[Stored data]
*** Begin section ***
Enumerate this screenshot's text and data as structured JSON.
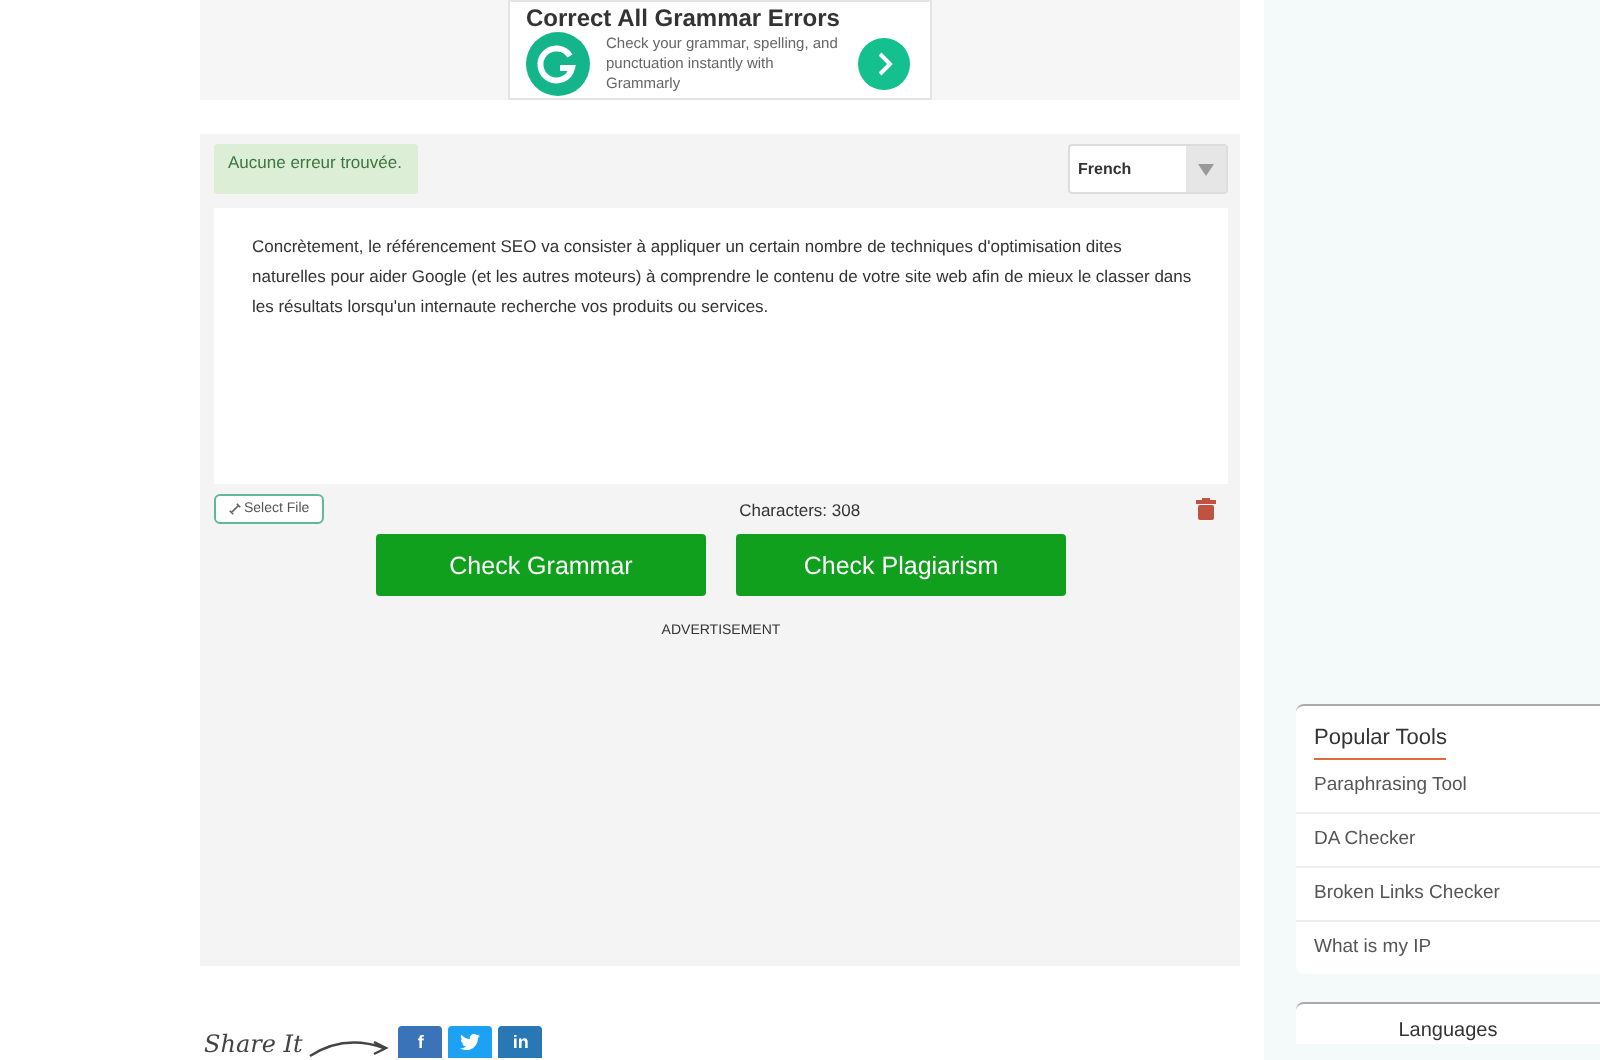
{
  "ad": {
    "headline": "Correct All Grammar Errors",
    "body": "Check your grammar, spelling, and punctuation instantly with Grammarly"
  },
  "checker": {
    "status": "Aucune erreur trouvée.",
    "language": "French",
    "text": "Concrètement, le référencement SEO va consister à appliquer un certain nombre de techniques d'optimisation dites naturelles pour aider Google (et les autres moteurs) à comprendre le contenu de votre site web afin de mieux le classer dans les résultats lorsqu'un internaute recherche vos produits ou services.",
    "select_file": "Select File",
    "characters": "Characters: 308",
    "buttons": [
      "Check Grammar",
      "Check Plagiarism"
    ],
    "ad_label": "ADVERTISEMENT"
  },
  "share": {
    "label": "Share It",
    "networks": [
      {
        "kind": "facebook",
        "label": "f"
      },
      {
        "kind": "twitter"
      },
      {
        "kind": "linkedin",
        "label": "in"
      }
    ]
  },
  "popular_tools": {
    "title": "Popular Tools",
    "items": [
      "Paraphrasing Tool",
      "DA Checker",
      "Broken Links Checker",
      "What is my IP"
    ]
  },
  "languages": {
    "title": "Languages"
  }
}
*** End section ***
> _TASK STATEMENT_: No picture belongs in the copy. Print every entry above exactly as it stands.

> _SOLVED EXERCISE_:
Enumerate this screenshot's text and data as structured JSON.
{
  "ad": {
    "headline": "Correct All Grammar Errors",
    "body": "Check your grammar, spelling, and punctuation instantly with Grammarly"
  },
  "checker": {
    "status": "Aucune erreur trouvée.",
    "language": "French",
    "text": "Concrètement, le référencement SEO va consister à appliquer un certain nombre de techniques d'optimisation dites naturelles pour aider Google (et les autres moteurs) à comprendre le contenu de votre site web afin de mieux le classer dans les résultats lorsqu'un internaute recherche vos produits ou services.",
    "select_file": "Select File",
    "characters": "Characters: 308",
    "buttons": [
      "Check Grammar",
      "Check Plagiarism"
    ],
    "ad_label": "ADVERTISEMENT"
  },
  "share": {
    "label": "Share It",
    "networks": [
      {
        "kind": "facebook",
        "label": "f"
      },
      {
        "kind": "twitter"
      },
      {
        "kind": "linkedin",
        "label": "in"
      }
    ]
  },
  "popular_tools": {
    "title": "Popular Tools",
    "items": [
      "Paraphrasing Tool",
      "DA Checker",
      "Broken Links Checker",
      "What is my IP"
    ]
  },
  "languages": {
    "title": "Languages"
  }
}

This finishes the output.